Zhang Mengying, journalist

To maintain sustainable growth in the face of a changing global environment, Hong Kong SAR will need to adapt its business model and increase its connectivity with Asia – and especially mainland China.

Challenges such as deglobalisation, accelerating US-China trade tensions and faster-than-expected inflation have raised the need for the Special Administrative Region to shift and adapt to the demands of an increasingly competitive environment, delegates at the ACCA Hong Kong annual conference heard.

Among the many hardships the world is currently facing, deglobalisation may be the most significant because of the potential impact on supply chains and the global economic structure. This could be the trend for the next 20 or 30 years, George Leung, CEO of the Hong Kong General Chamber of Commerce, told delegates.

'Digital tools drive crossborder service trade, which is an area that Hong Kong can strengthen'

George Leung, CEO of the Hong Kong General Chamber of Commerce
Service edge

Despite the challenges presented by deglobalisation, there are, Leung said, specific niches that Hong Kong could fit in, chief among them the service industry. 'It is mostly free from the impact of supply chain disruptions as digital tools drive crossborder service trade, which is an area that Hong Kong can strengthen,’ he said, adding that the SAR already had a strong service sector.

Facing the possibility of a more disjointed world, Leung suggested that companies might react with strategies such as diversification, 'friend-shoring' – economic partnerships with trusted allies – and divestment. However, adopting measures to control risk can also increase the costs; geographical diversification and operational contingency plans can all be expensive.

Uncertain future

Nevertheless, Hong Kong SAR faces challenges, partly due to the ongoing trade issues between China and the US, while the number of foreign regional headquarters in the SAR has started to fall, even as the number from mainland China companies has increased.

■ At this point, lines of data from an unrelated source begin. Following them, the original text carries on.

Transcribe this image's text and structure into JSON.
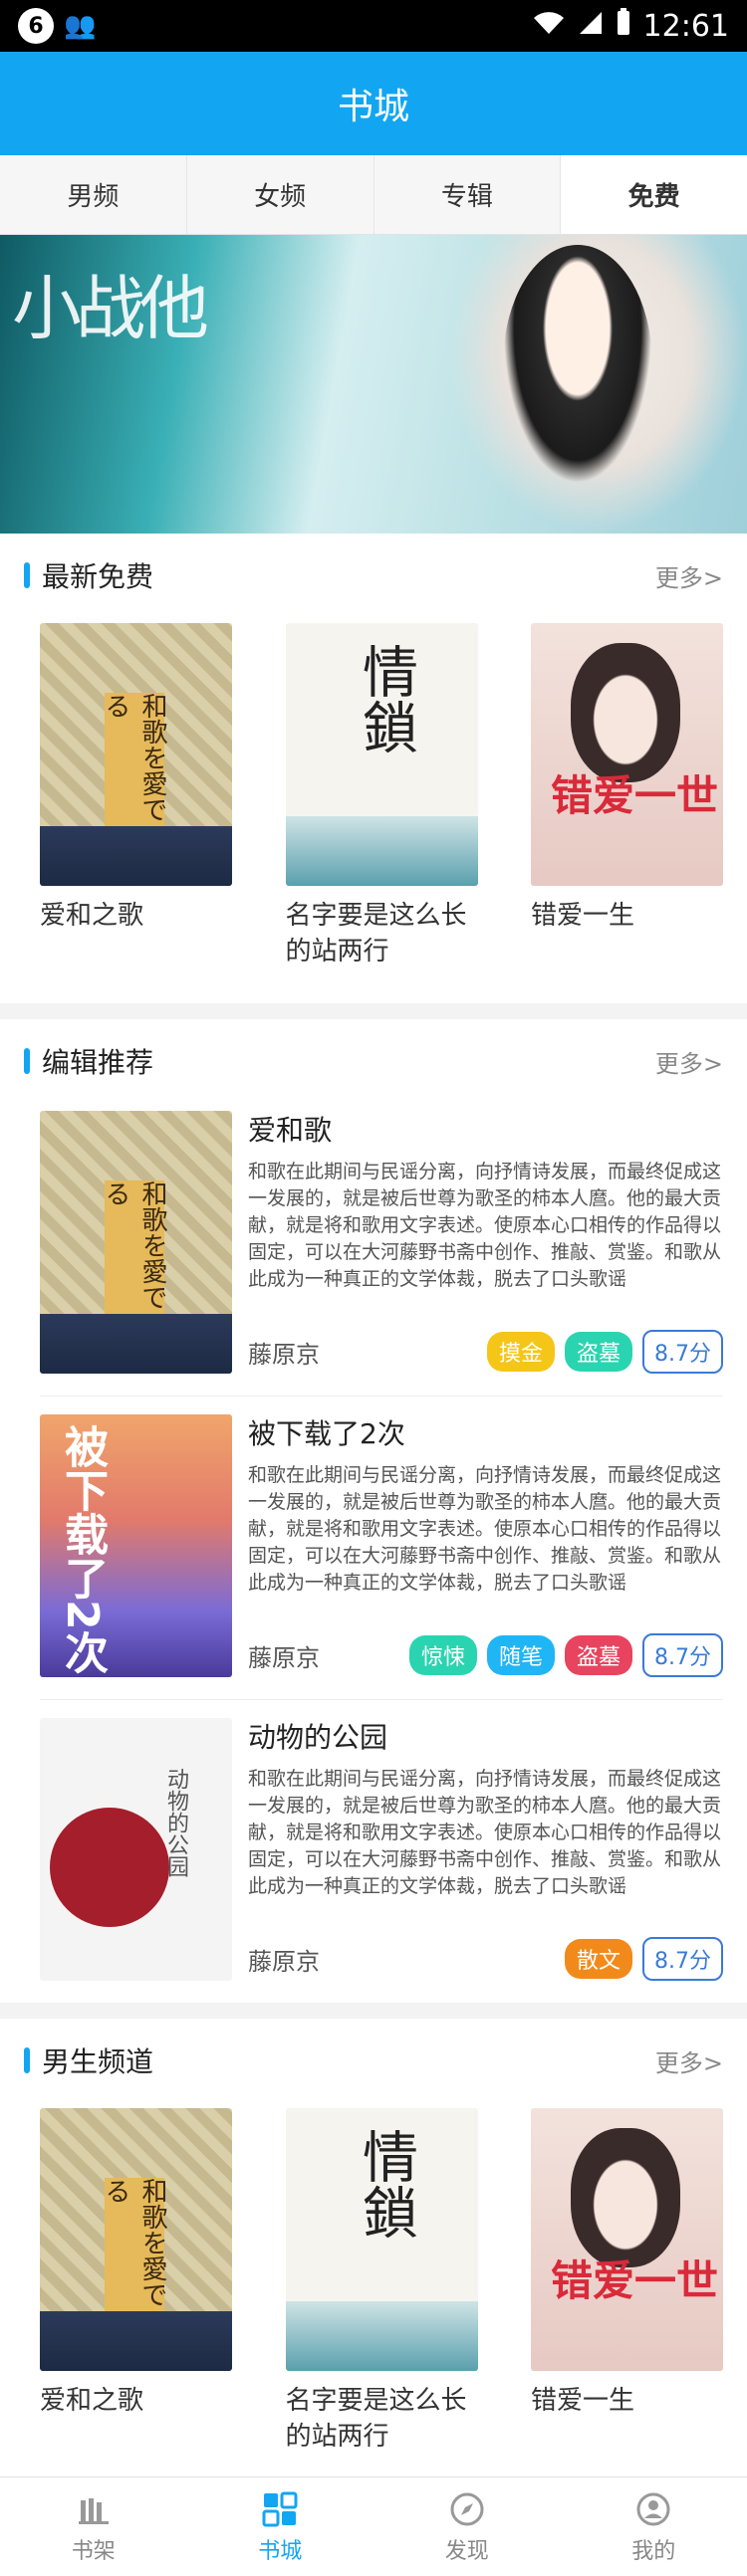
{
  "status_bar": {
    "badge": "6",
    "time": "12:61"
  },
  "header": {
    "title": "书城"
  },
  "tabs": [
    {
      "label": "男频"
    },
    {
      "label": "女频"
    },
    {
      "label": "专辑"
    },
    {
      "label": "免费"
    }
  ],
  "banner": {
    "logo_text": "小战他"
  },
  "sections": {
    "free": {
      "title": "最新免费",
      "more": "更多>",
      "books": [
        {
          "title": "爱和之歌",
          "cover_text": "和歌を愛でる"
        },
        {
          "title": "名字要是这么长的站两行",
          "cover_text": "情鎖"
        },
        {
          "title": "错爱一生",
          "cover_text": "错爱一世"
        }
      ]
    },
    "editor": {
      "title": "编辑推荐",
      "more": "更多>",
      "items": [
        {
          "title": "爱和歌",
          "desc": "和歌在此期间与民谣分离，向抒情诗发展，而最终促成这一发展的，就是被后世尊为歌圣的柿本人麿。他的最大贡献，就是将和歌用文字表述。使原本心口相传的作品得以固定，可以在大河藤野书斋中创作、推敲、赏鉴。和歌从此成为一种真正的文学体裁，脱去了口头歌谣",
          "author": "藤原京",
          "tags": [
            {
              "text": "摸金",
              "color": "#f5c518"
            },
            {
              "text": "盗墓",
              "color": "#2bd4b0"
            }
          ],
          "score": "8.7分",
          "cover_text": "和歌を愛でる"
        },
        {
          "title": "被下载了2次",
          "desc": "和歌在此期间与民谣分离，向抒情诗发展，而最终促成这一发展的，就是被后世尊为歌圣的柿本人麿。他的最大贡献，就是将和歌用文字表述。使原本心口相传的作品得以固定，可以在大河藤野书斋中创作、推敲、赏鉴。和歌从此成为一种真正的文学体裁，脱去了口头歌谣",
          "author": "藤原京",
          "tags": [
            {
              "text": "惊悚",
              "color": "#2bd4b0"
            },
            {
              "text": "随笔",
              "color": "#20b5f5"
            },
            {
              "text": "盗墓",
              "color": "#e8445f"
            }
          ],
          "score": "8.7分",
          "cover_text": "被下载了2次"
        },
        {
          "title": "动物的公园",
          "desc": "和歌在此期间与民谣分离，向抒情诗发展，而最终促成这一发展的，就是被后世尊为歌圣的柿本人麿。他的最大贡献，就是将和歌用文字表述。使原本心口相传的作品得以固定，可以在大河藤野书斋中创作、推敲、赏鉴。和歌从此成为一种真正的文学体裁，脱去了口头歌谣",
          "author": "藤原京",
          "tags": [
            {
              "text": "散文",
              "color": "#f28a1b"
            }
          ],
          "score": "8.7分",
          "cover_text": "动物的公园"
        }
      ]
    },
    "male": {
      "title": "男生频道",
      "more": "更多>",
      "books": [
        {
          "title": "爱和之歌",
          "cover_text": "和歌を愛でる"
        },
        {
          "title": "名字要是这么长的站两行",
          "cover_text": "情鎖"
        },
        {
          "title": "错爱一生",
          "cover_text": "错爱一世"
        }
      ]
    }
  },
  "bottom_nav": [
    {
      "label": "书架",
      "icon": "bookshelf-icon"
    },
    {
      "label": "书城",
      "icon": "grid-icon"
    },
    {
      "label": "发现",
      "icon": "compass-icon"
    },
    {
      "label": "我的",
      "icon": "profile-icon"
    }
  ],
  "colors": {
    "accent": "#12a6f2",
    "score": "#3a7bd5"
  }
}
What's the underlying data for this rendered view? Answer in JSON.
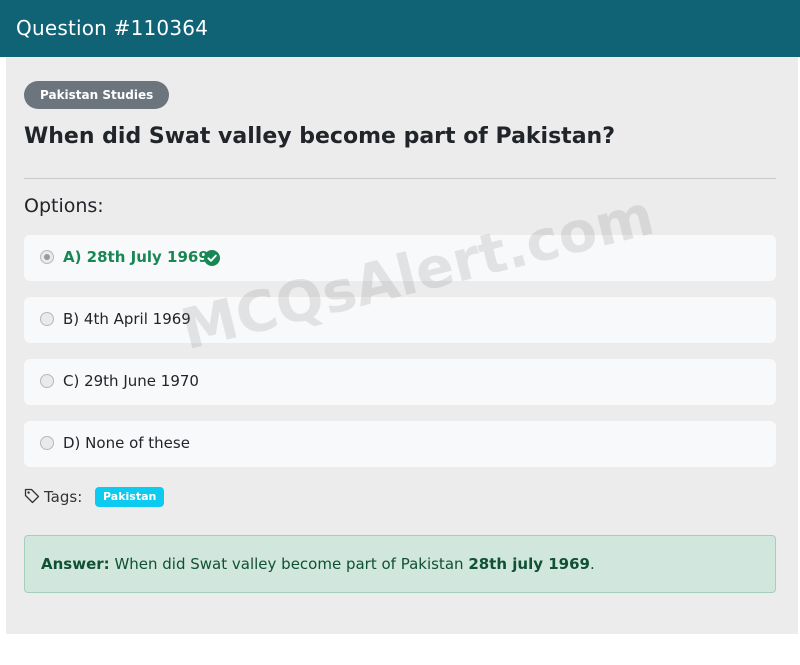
{
  "header": {
    "title": "Question #110364"
  },
  "question": {
    "category": "Pakistan Studies",
    "text": "When did Swat valley become part of Pakistan?",
    "options_label": "Options:",
    "options": [
      {
        "label": "A) 28th July 1969",
        "selected": true,
        "correct": true
      },
      {
        "label": "B) 4th April 1969",
        "selected": false,
        "correct": false
      },
      {
        "label": "C) 29th June 1970",
        "selected": false,
        "correct": false
      },
      {
        "label": "D) None of these",
        "selected": false,
        "correct": false
      }
    ]
  },
  "tags": {
    "label": "Tags:",
    "items": [
      "Pakistan"
    ]
  },
  "answer": {
    "prefix": "Answer:",
    "text": "When did Swat valley become part of Pakistan",
    "value": "28th july 1969",
    "suffix": "."
  },
  "watermark": "MCQsAlert.com",
  "colors": {
    "header": "#0f6375",
    "correct": "#198754",
    "tag": "#0dcaf0",
    "answer_bg": "#d1e7dd"
  },
  "icons": {
    "check": "check-circle-icon",
    "tag": "tag-icon"
  }
}
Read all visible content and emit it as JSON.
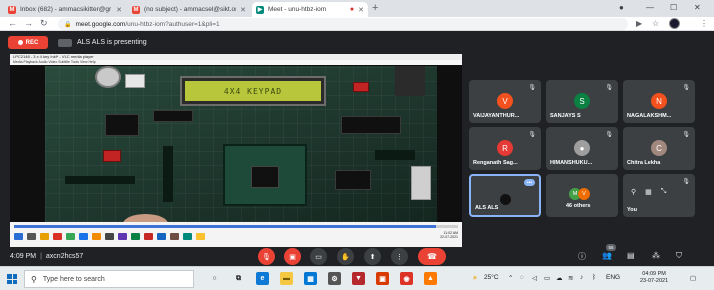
{
  "browser": {
    "tabs": [
      {
        "title": "Inbox (682) - ammacsikitter@gr",
        "favicon": "M",
        "color": "#ea4335"
      },
      {
        "title": "(no subject) - ammacsel@sikt.org",
        "favicon": "M",
        "color": "#ea4335"
      },
      {
        "title": "Meet - unu-htbz-iom",
        "favicon": "▶",
        "color": "#00897b"
      }
    ],
    "new_tab": "+",
    "url_host": "meet.google.com",
    "url_path": "/unu-htbz-iom?authuser=1&pli=1"
  },
  "meet": {
    "rec_label": "REC",
    "presenting_text": "ALS ALS is presenting",
    "shared_screen": {
      "window_title": "LPC2148 - 3 x 4 key Inkf* - VLC media player",
      "menu": "Media  Playback  Audio  Video  Subtitle  Tools  View  Help",
      "lcd_text": "4X4 KEYPAD",
      "seek_progress": 0.95,
      "clock_time": "11:02 AM",
      "clock_date": "22-07-2021"
    },
    "participants": [
      {
        "name": "VAIJAYANTHUR...",
        "initial": "V",
        "color": "#f4511e"
      },
      {
        "name": "SANJAYS S",
        "initial": "S",
        "color": "#0b8043"
      },
      {
        "name": "NAGALAKSHM...",
        "initial": "N",
        "color": "#f4511e"
      },
      {
        "name": "Renganath Sag...",
        "initial": "R",
        "color": "#e53935"
      },
      {
        "name": "HIMANSHUKU...",
        "initial": "",
        "color": "#9e9e9e"
      },
      {
        "name": "Chitra Lekha",
        "initial": "C",
        "color": "#a1887f"
      }
    ],
    "self_tile": {
      "name": "ALS ALS",
      "more": "•••"
    },
    "others_tile": {
      "label": "46 others",
      "initials": [
        "M",
        "V"
      ],
      "colors": [
        "#43a047",
        "#ef6c00"
      ]
    },
    "you_tile": {
      "label": "You"
    },
    "time": "4:09 PM",
    "meeting_code": "axcn2hcs57",
    "people_count": "55"
  },
  "taskbar": {
    "search_placeholder": "Type here to search",
    "weather": "25°C",
    "language": "ENG",
    "time": "04:09 PM",
    "date": "23-07-2021"
  }
}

This is, Leung said, coupled with Hong Kong's declining tax advantage.

‘Hong Kong used to have an attractive tax advantage in the 1980s,' he said. 'But the tax advantage is deteriorating given corporate tax rates have declined in every region over time.'

Leung was also concerned that the OECD’s Base Erosion and Profit Shifting (BEPS) 2.0 project and the introduction of a global minimum effective tax rate would reduce the effectiveness of tax concessions as a way to boost competitiveness.

'The middle class is the class that may generate many economic activities. Hong Kong should seize the chance'

Lagging behind

Moreover, Leung believes that Hong Kong is lagging behind in investment and R&D spending, which may make the city less competitive in innovation and technology.

‘Investment is an important part to drive the economy while Hong Kong’s total investment spending only accounts for 17.6% of its GDP,’ he said.

Another disadvantage lies in Hong Kong’s aging workforce and shrinking foreign talent pool.

‘Hong Kong’s workforce peaked at four million in 2018 and has since declined by 6%. Manpower shortages and the brain drain have become major business concerns,' Leung said.

Asia opportunities

Although Hong Kong faces many headwinds, Leung also thinks that Asia’s growth will generate opportunities for Hong Kong in the future.

‘Sixty-five percent of the global middle class will be concentrated in Asia by 2030. The middle class is the class that may generate many economic activities. Hong Kong should seize the chance and serve this class’s demand with our services industry,’ he said.

Even though deglobalisation is deepening, Asia’s intra-regional trade remains impressive. Leung suggests that Hong Kong strengthen its status as a trade hub and generate more opportunities. One of the most important roles could be in supporting mainland China's integration into Asia, as the influence of the second largest economy in the world continues to grow.

‘China, by some measure, has already overtaken the US as the world’s largest consumer market,’ Leung said, adding that offering services to Chinese manufacturing companies would provide opportunities.

Opportunities are unfolding and Hong Kong needs to adjust its business models, he concluded: ‘Our business models used to be focused on the West. Hong Kong now needs to rethink its focus.'

More information

Read our article on the ACCA Hong Kong annual conference, Strengthening Hong Kong

Watch a video of George Leung's keynote speech at the ACCA Hong Kong annual conference